Tawasif Al Mokbel (Riyadh Newspaper)
Canada showed the world its political immaturity and risked its economic interests with the Kingdom

Interference in the internal affairs of other States led to the greatest two world wars in the modern history. Those wars left millions of people dead, injured and displaced also millions of people between the years of 1914 and 1945. 

Following the political maturity of the warring countries, they realized that they had to get the key reason for all the international crises that led to these two destructive wars. All countries were unanimous in that the reason was the interfering in the internal affairs of other countries. Following the failure of the League of Nations' experience in containing crises then, all countries decided to formulate principles through which the security and stability of each country could be safeguarded.

Since that time, non-interference principle in the internal affairs of other States has been one of the most important fundamental principles of the Charter of the United Nations. In addition, the Charter of the Arab League adopted the same principle.

An international delinquency

All countries abided by the principle of non-intervention in the internal affairs of States until the 1960s, when the United Nations General Assembly adopted Declaration No. 2131 on December 21,  1965. This declaration provided for the non-interference in the internal affairs of States, the protection of their independence and sovereignty, criminalizing all forms of interference and prohibiting and refraining from financing all armed and terrorist activities targeting to change the rule in another State.

Furthermore, the General Assembly of the world Organization issued the Declaration of Principles of International Law on October 24, 1970. It provided for the inadmissibility of intervention in the domestic or external affairs of any state.

As a result, all kinds of intervention or threat against the political, economic or cultural components of states were considered a violation to international law.

When the Soviet Union fell and the new international order, led by the United States appeared in 1991, the international community began to address the principle of non-interference in the internal affairs of other States once again. Considering this principle by the international community was not in vain, but as a result of the increasing openness of world peoples through electronic communication networks that evolved significantly. This prompted some countries like Qatar and Iran to use means of social communication to overthrow international regimes.

Violation of Law

Although this principle is recognized and its existence within the fundamental ones of international law, many countries have violated this law for many reasons including the desire to restore their expansionist imperial past at the expense of the influence and sovereignty of the neighboring countries. An example of that is Iran, which wreaks havoc on two continents. From among countries, harmed and affected by the Iranian intervention are Iraq, Yemen, Bahrain, Syria, Lebanon, Egypt, Saudi Arabia, Libya, Morocco, the list goes on.

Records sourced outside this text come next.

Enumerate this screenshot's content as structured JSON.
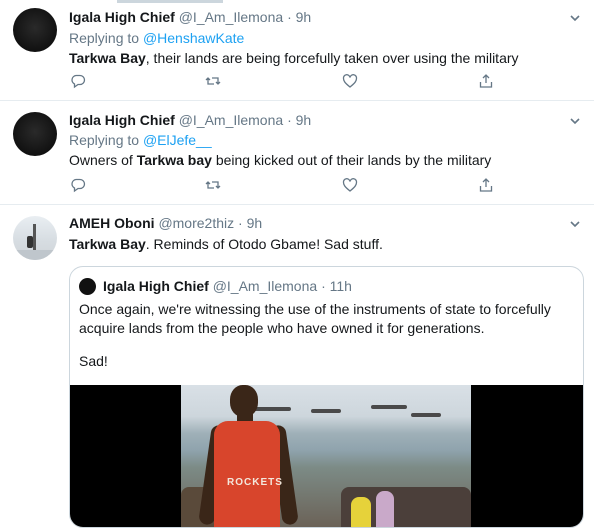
{
  "tweets": [
    {
      "name": "Igala High Chief",
      "handle": "@I_Am_Ilemona",
      "separator": "·",
      "time": "9h",
      "reply_prefix": "Replying to",
      "reply_to": "@HenshawKate",
      "body_bold": "Tarkwa Bay",
      "body_rest": ", their lands are being forcefully taken over using the military"
    },
    {
      "name": "Igala High Chief",
      "handle": "@I_Am_Ilemona",
      "separator": "·",
      "time": "9h",
      "reply_prefix": "Replying to",
      "reply_to": "@ElJefe__",
      "body_pre": "Owners of ",
      "body_bold": "Tarkwa bay",
      "body_rest": " being kicked out of their lands by the military"
    },
    {
      "name": "AMEH Oboni",
      "handle": "@more2thiz",
      "separator": "·",
      "time": "9h",
      "body_bold": "Tarkwa Bay",
      "body_rest": ". Reminds of Otodo Gbame! Sad stuff.",
      "quoted": {
        "name": "Igala High Chief",
        "handle": "@I_Am_Ilemona",
        "separator": "·",
        "time": "11h",
        "text_line1": "Once again, we're witnessing the use of the instruments of state to forcefully",
        "text_line2": "acquire lands from the people who have owned it for generations.",
        "text_line3": "Sad!",
        "media_caption": "ROCKETS"
      }
    }
  ],
  "icons": {
    "reply": "reply-icon",
    "retweet": "retweet-icon",
    "like": "heart-icon",
    "share": "share-icon",
    "menu": "chevron-down-icon"
  },
  "colors": {
    "link": "#1da1f2",
    "secondary": "#657786",
    "divider": "#e6ecf0"
  }
}
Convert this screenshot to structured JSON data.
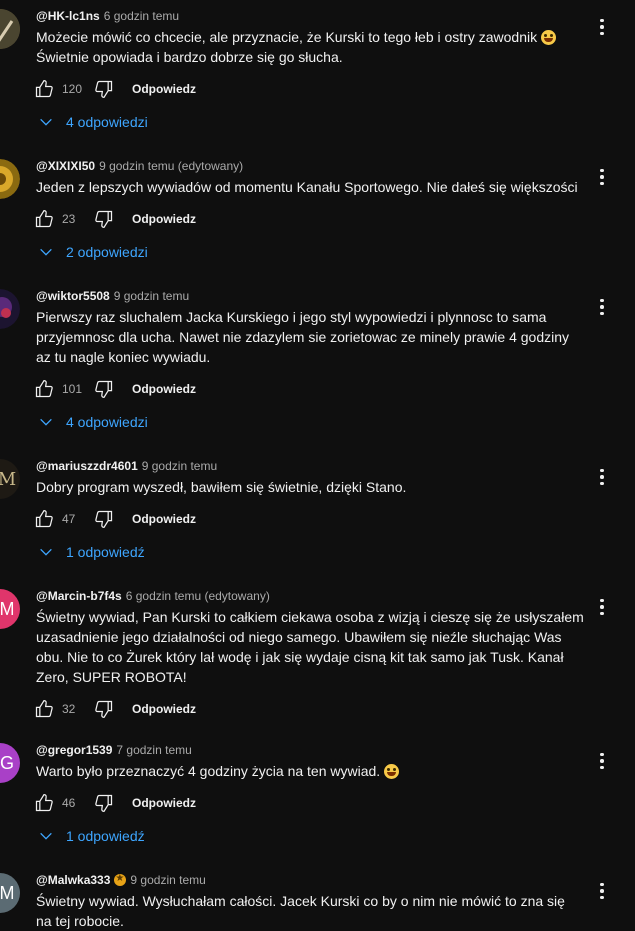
{
  "ui": {
    "reply_label": "Odpowiedz"
  },
  "comments": [
    {
      "author": "@HK-lc1ns",
      "time": "6 godzin temu",
      "lines": [
        "Możecie mówić co chcecie, ale przyznacie, że Kurski to tego łeb i ostry zawodnik",
        "Świetnie opowiada  i bardzo dobrze się go słucha."
      ],
      "emoji": "grinning-face-emoji",
      "likes": "120",
      "replies": "4 odpowiedzi",
      "avatar": {
        "letter": "",
        "color": "#7a6a3a"
      }
    },
    {
      "author": "@XIXIXI50",
      "time": "9 godzin temu (edytowany)",
      "lines": [
        "Jeden z lepszych wywiadów od momentu Kanału Sportowego. Nie dałeś się większości"
      ],
      "likes": "23",
      "replies": "2 odpowiedzi",
      "avatar": {
        "letter": "",
        "color": "#b58a1a"
      }
    },
    {
      "author": "@wiktor5508",
      "time": "9 godzin temu",
      "lines": [
        "Pierwszy raz sluchalem Jacka Kurskiego i jego styl wypowiedzi i plynnosc to sama",
        "przyjemnosc dla ucha. Nawet nie zdazylem sie zorietowac ze minely prawie 4 godziny",
        "az tu nagle koniec wywiadu."
      ],
      "likes": "101",
      "replies": "4 odpowiedzi",
      "avatar": {
        "letter": "",
        "color": "#3a2a6a"
      }
    },
    {
      "author": "@mariuszzdr4601",
      "time": "9 godzin temu",
      "lines": [
        "Dobry program wyszedł, bawiłem się świetnie, dzięki Stano."
      ],
      "likes": "47",
      "replies": "1 odpowiedź",
      "avatar": {
        "letter": "M",
        "color": "#1e1a14"
      }
    },
    {
      "author": "@Marcin-b7f4s",
      "time": "6 godzin temu (edytowany)",
      "lines": [
        "Świetny wywiad, Pan Kurski to całkiem ciekawa osoba z wizją i cieszę się że usłyszałem",
        "uzasadnienie jego działalności od niego samego. Ubawiłem się nieźle słuchając Was",
        "obu. Nie to co Żurek który lał wodę i jak się wydaje cisną kit tak samo jak Tusk. Kanał",
        "Zero, SUPER ROBOTA!"
      ],
      "likes": "32",
      "replies": "",
      "avatar": {
        "letter": "M",
        "color": "#e0356b"
      }
    },
    {
      "author": "@gregor1539",
      "time": "7 godzin temu",
      "lines": [
        "Warto było przeznaczyć 4 godziny życia na ten wywiad."
      ],
      "emoji": "laughing-face-emoji",
      "likes": "46",
      "replies": "1 odpowiedź",
      "avatar": {
        "letter": "G",
        "color": "#a940c7"
      }
    },
    {
      "author": "@Malwka333",
      "time": "9 godzin temu",
      "lines": [
        "Świetny wywiad. Wysłuchałam całości. Jacek Kurski co by o nim nie mówić to zna się",
        "na tej robocie."
      ],
      "likes": "",
      "replies": "",
      "avatar": {
        "letter": "M",
        "color": "#5b6b73"
      }
    }
  ]
}
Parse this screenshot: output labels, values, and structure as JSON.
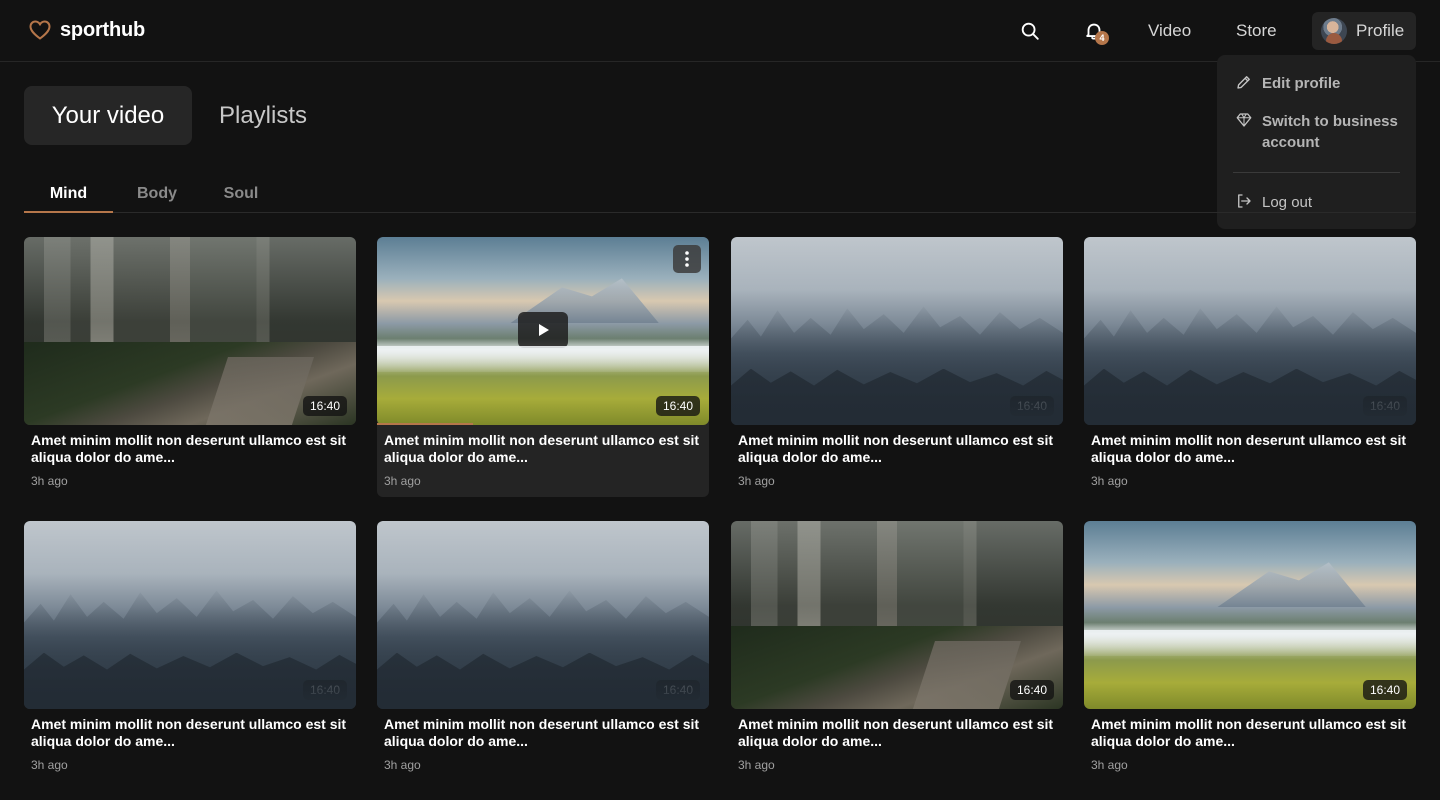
{
  "brand": {
    "name": "sporthub",
    "accent": "#b5764a",
    "logo_icon": "heart-icon"
  },
  "header": {
    "search_icon": "search-icon",
    "notifications": {
      "icon": "bell-icon",
      "count": "4"
    },
    "nav": [
      {
        "label": "Video"
      },
      {
        "label": "Store"
      }
    ],
    "profile": {
      "label": "Profile",
      "avatar": "user-avatar"
    }
  },
  "profile_menu": {
    "items": [
      {
        "label": "Edit profile",
        "icon": "pencil-icon"
      },
      {
        "label": "Switch to business account",
        "icon": "diamond-icon"
      },
      {
        "label": "Log out",
        "icon": "logout-icon"
      }
    ]
  },
  "primary_tabs": [
    {
      "label": "Your video",
      "active": true
    },
    {
      "label": "Playlists",
      "active": false
    }
  ],
  "secondary_tabs": [
    {
      "label": "Mind",
      "active": true
    },
    {
      "label": "Body",
      "active": false
    },
    {
      "label": "Soul",
      "active": false
    }
  ],
  "videos": [
    {
      "title": "Amet minim mollit non deserunt ullamco est sit aliqua dolor do ame...",
      "time": "3h ago",
      "duration": "16:40",
      "scene": "forest"
    },
    {
      "title": "Amet minim mollit non deserunt ullamco est sit aliqua dolor do ame...",
      "time": "3h ago",
      "duration": "16:40",
      "scene": "valley",
      "hovered": true,
      "progress": 0.29
    },
    {
      "title": "Amet minim mollit non deserunt ullamco est sit aliqua dolor do ame...",
      "time": "3h ago",
      "duration": "16:40",
      "scene": "fog"
    },
    {
      "title": "Amet minim mollit non deserunt ullamco est sit aliqua dolor do ame...",
      "time": "3h ago",
      "duration": "16:40",
      "scene": "fog"
    },
    {
      "title": "Amet minim mollit non deserunt ullamco est sit aliqua dolor do ame...",
      "time": "3h ago",
      "duration": "16:40",
      "scene": "fog"
    },
    {
      "title": "Amet minim mollit non deserunt ullamco est sit aliqua dolor do ame...",
      "time": "3h ago",
      "duration": "16:40",
      "scene": "fog"
    },
    {
      "title": "Amet minim mollit non deserunt ullamco est sit aliqua dolor do ame...",
      "time": "3h ago",
      "duration": "16:40",
      "scene": "forest"
    },
    {
      "title": "Amet minim mollit non deserunt ullamco est sit aliqua dolor do ame...",
      "time": "3h ago",
      "duration": "16:40",
      "scene": "valley"
    }
  ]
}
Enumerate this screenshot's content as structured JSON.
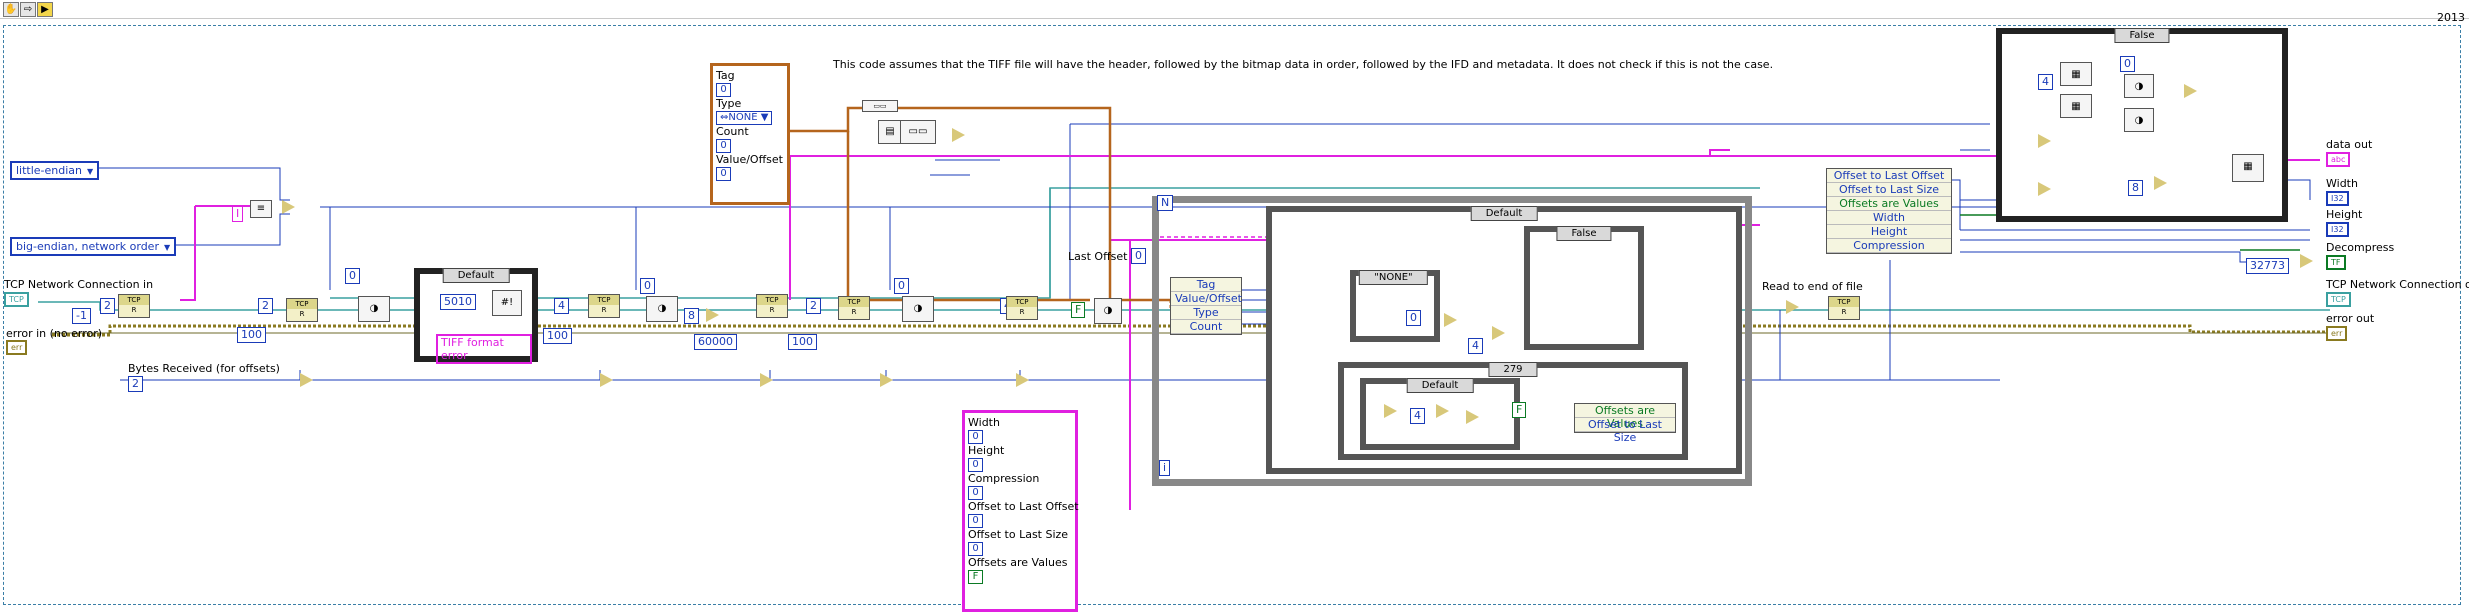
{
  "toolbar": {
    "year": "2013"
  },
  "note": "This code assumes that the TIFF file will have the header, followed by the bitmap data in order, followed by the IFD and metadata. It does not check if this is not the case.",
  "inputs": {
    "little_endian": "little-endian",
    "big_endian": "big-endian, network order",
    "tcp_in_label": "TCP Network Connection in",
    "error_in_label": "error in (no error)",
    "bytes_received_label": "Bytes Received (for offsets)",
    "last_offset_label": "Last Offset",
    "read_to_end_label": "Read to end of file"
  },
  "constants": {
    "neg1": "-1",
    "c2a": "2",
    "c2b": "2",
    "c100a": "100",
    "c100b": "100",
    "c100c": "100",
    "c0a": "0",
    "c0b": "0",
    "c0c": "0",
    "c0d": "0",
    "c4a": "4",
    "c4b": "4",
    "c4c": "4",
    "c4d": "4",
    "c8": "8",
    "c60000": "60000",
    "c5010": "5010",
    "c2c": "2",
    "c2d": "2",
    "c0e": "0",
    "c32773": "32773",
    "c8b": "8",
    "fconst": "F",
    "fconst2": "F",
    "iconst": "I",
    "nconst": "N",
    "iloop": "i",
    "c279": "279"
  },
  "tag_cluster": {
    "tag": "Tag",
    "tag_v": "0",
    "type": "Type",
    "type_v": "NONE",
    "count": "Count",
    "count_v": "0",
    "value": "Value/Offset",
    "value_v": "0"
  },
  "info_cluster": {
    "width": "Width",
    "width_v": "0",
    "height": "Height",
    "height_v": "0",
    "compression": "Compression",
    "compression_v": "0",
    "off_last": "Offset to Last Offset",
    "off_last_v": "0",
    "off_size": "Offset to Last Size",
    "off_size_v": "0",
    "off_values": "Offsets are Values",
    "off_values_v": "F"
  },
  "cases": {
    "default1": "Default",
    "default2": "Default",
    "false1": "False",
    "none_str": "\"NONE\"",
    "c279": "279",
    "default3": "Default",
    "false2": "False"
  },
  "error_const": "TIFF format error",
  "unbundle_main": [
    "Tag",
    "Value/Offset",
    "Type",
    "Count"
  ],
  "bundle_inner": [
    "Offsets are Values",
    "Offset to Last Size"
  ],
  "bundle_big": [
    "Offset to Last Offset",
    "Offset to Last Size",
    "Offsets are Values",
    "Width",
    "Height",
    "Compression"
  ],
  "outputs": {
    "data_out": "data out",
    "width": "Width",
    "height": "Height",
    "decompress": "Decompress",
    "tcp_out": "TCP Network Connection out",
    "error_out": "error out"
  },
  "terminals": {
    "abc": "abc",
    "i32a": "I32",
    "i32b": "I32",
    "tf": "TF",
    "tcp": "TCP",
    "err": "err"
  },
  "colors": {
    "blue_wire": "#1a3bb8",
    "pink_wire": "#e020e0",
    "orange_wire": "#b5651d",
    "green_wire": "#0b7a24",
    "error_wire": "#8a7a20",
    "teal_wire": "#3aa0a0"
  }
}
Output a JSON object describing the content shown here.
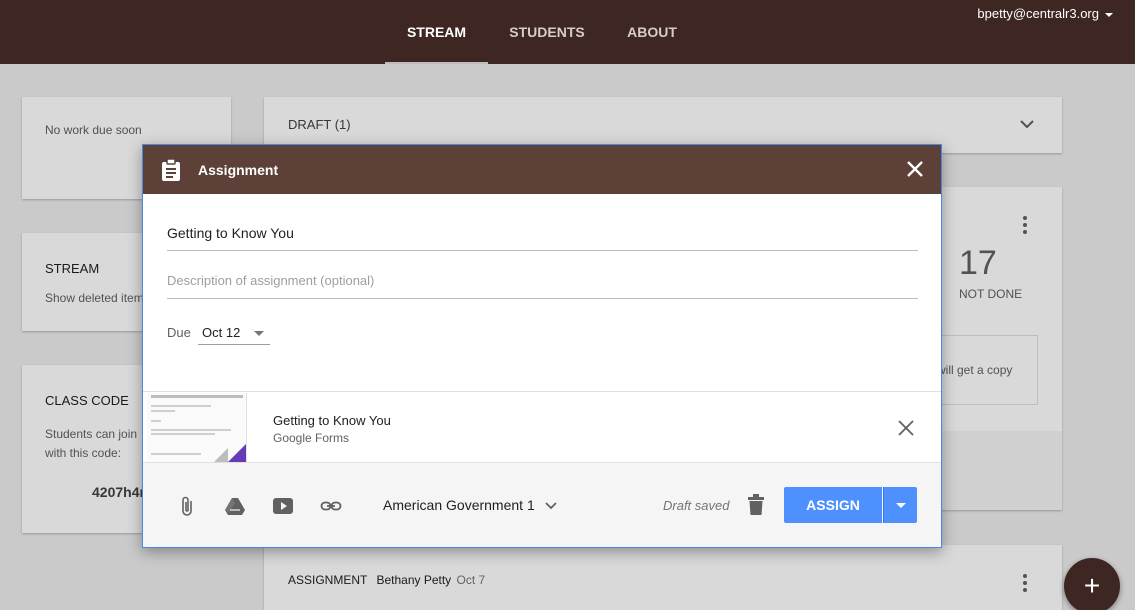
{
  "topbar": {
    "tabs": [
      {
        "label": "STREAM"
      },
      {
        "label": "STUDENTS"
      },
      {
        "label": "ABOUT"
      }
    ],
    "account": "bpetty@centralr3.org"
  },
  "sidebar": {
    "upcoming": "No work due soon",
    "stream_heading": "STREAM",
    "stream_option": "Show deleted item",
    "class_code_heading": "CLASS CODE",
    "class_code_text_1": "Students can join",
    "class_code_text_2": "with this code:",
    "class_code_value": "4207h4r"
  },
  "stream": {
    "draft_label": "DRAFT (1)",
    "not_done_count": "17",
    "not_done_label": "NOT DONE",
    "copy_note": "will get a copy",
    "post_type": "ASSIGNMENT",
    "post_author": "Bethany Petty",
    "post_date": "Oct 7"
  },
  "dialog": {
    "title": "Assignment",
    "title_value": "Getting to Know You",
    "description_placeholder": "Description of assignment (optional)",
    "due_label": "Due",
    "due_value": "Oct 12",
    "attachment": {
      "title": "Getting to Know You",
      "source": "Google Forms"
    },
    "class_name": "American Government 1",
    "status": "Draft saved",
    "assign_label": "ASSIGN"
  },
  "fab_label": "+",
  "colors": {
    "topbar": "#3e2723",
    "dialog_header": "#5d4037",
    "primary_button": "#4d90fe",
    "forms_purple": "#673ab7"
  }
}
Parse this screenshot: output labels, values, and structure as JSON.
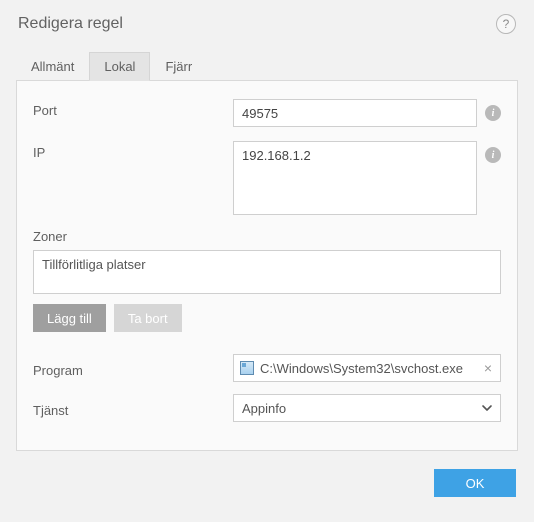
{
  "window": {
    "title": "Redigera regel"
  },
  "tabs": {
    "general": "Allmänt",
    "local": "Lokal",
    "remote": "Fjärr",
    "active": "local"
  },
  "form": {
    "port_label": "Port",
    "port_value": "49575",
    "ip_label": "IP",
    "ip_value": "192.168.1.2",
    "zones_label": "Zoner",
    "zones_items": [
      "Tillförlitliga platser"
    ],
    "add_label": "Lägg till",
    "remove_label": "Ta bort",
    "program_label": "Program",
    "program_path": "C:\\Windows\\System32\\svchost.exe",
    "service_label": "Tjänst",
    "service_value": "Appinfo",
    "service_options": [
      "Appinfo"
    ]
  },
  "footer": {
    "ok_label": "OK"
  }
}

Many countries are interfering in other countries’ internal affairs to implement their own agenda like Qatar. This principle has recently been violated by Canadian ambassador to Saudi Arabia Dennis Horak who tweeted on his account on Tweeter over names of activists of the civil society in Saudi Arabia.

Canadian Foreign Minister Chrystia Freeland said her country would defend human rights at home and around the world and women’s rights are an integral part of human rights.

Canada’s risk

We ask the Canadian Foreign Minister: what is the Canadian position from crimes committed by Iran in more than one Arab and Islamic country? What is Canada’s position from the Syrian regime that killed its people and the terrorist organizations that are funded by Iran? Why did not Canada intervene to close the western jails full of human rights violations?

Canada's intervention in the internal affairs of a stable and sovereign State is surprising. Why does Canada intervene at this time?

The recent Canadian position demonstrated its political immaturity and why does it risk its relations and economic interests with Saudi Arabia?

Is there anything greater? Is there anything worth? I think yes.

The objective is not human rights as it claims, but there is something deeper and perhaps Canada will not dare to declare it. 

Hinting human rights is a cover for something greater and deeper. What is the secret?

Related News